An investigation was carried out on the acid drainage (pH 3.96) of an old uranium mine (Quinta do Bispo mine, Portugal), containing activity concentrations of 61000±7300 mBq/L of 238U, 886±60 mBq/L of 226Ra and 504±27 mBq/L of 210Po, and relatively high mass concentrations of Ni, Al, Fe, Mn, and Zn. This mine water is treated with addition of BaCl2 and pH increase with addition of hydroxide, in order to co-precipitate radionuclides with barium while the overlying water is released into surface streams. This overlaying water still contained 8740±747 mBq/L of 238U, 250±22 mBq/L of 226Ra and 30±1 mBq/L of 210Po, with radionuclide activities remaining in the treated water ranging from 6% to 26% of initial concentrations. Stable elements present in mine water partly remained in treated water at 3% to 76% of their initial concentrations. The sludge from water treatment contained thus most of radionuclides and metals removed from mine water by co precipitation. This sludge, after sun drying and curing for months at the disposal pond, was leached with water and large fractions of contaminants could be re dissolved. Barium, used in the water treatment, was the only element in concentrations higher in treated water and sludge elutriates than in the original mine water. Results indicate that current treatment of uranium mine drainage with barium is reasonably effective in reducing concentrations of radioelements and stable metals, but treated mine water still contains significant amounts of contaminants. Disposal of sludge in uncovered landfills may also originate leachates and surface runoff toxic to aquatic fauna. Therefore, improved treatment of mine drainage is needed to remove contaminants to much lower levels and abate environmental contamination.

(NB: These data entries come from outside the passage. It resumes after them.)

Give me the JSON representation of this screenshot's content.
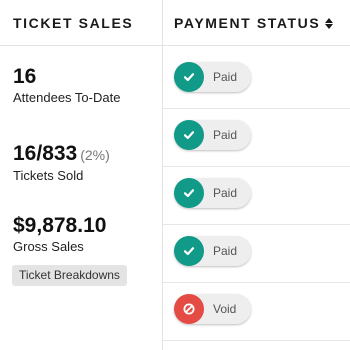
{
  "headers": {
    "ticket_sales": "TICKET SALES",
    "payment_status": "PAYMENT STATUS"
  },
  "stats": {
    "attendees": {
      "value": "16",
      "label": "Attendees To-Date"
    },
    "tickets": {
      "value": "16/833",
      "pct": "(2%)",
      "label": "Tickets Sold"
    },
    "gross": {
      "value": "$9,878.10",
      "label": "Gross Sales"
    }
  },
  "ticket_breakdowns_label": "Ticket Breakdowns",
  "payments": [
    {
      "status": "Paid",
      "icon": "check-icon",
      "color": "#119a88"
    },
    {
      "status": "Paid",
      "icon": "check-icon",
      "color": "#119a88"
    },
    {
      "status": "Paid",
      "icon": "check-icon",
      "color": "#119a88"
    },
    {
      "status": "Paid",
      "icon": "check-icon",
      "color": "#119a88"
    },
    {
      "status": "Void",
      "icon": "void-icon",
      "color": "#e54b45"
    }
  ]
}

Keywords: uranium mines, acid mine drainage, radionuclides, mine water treatment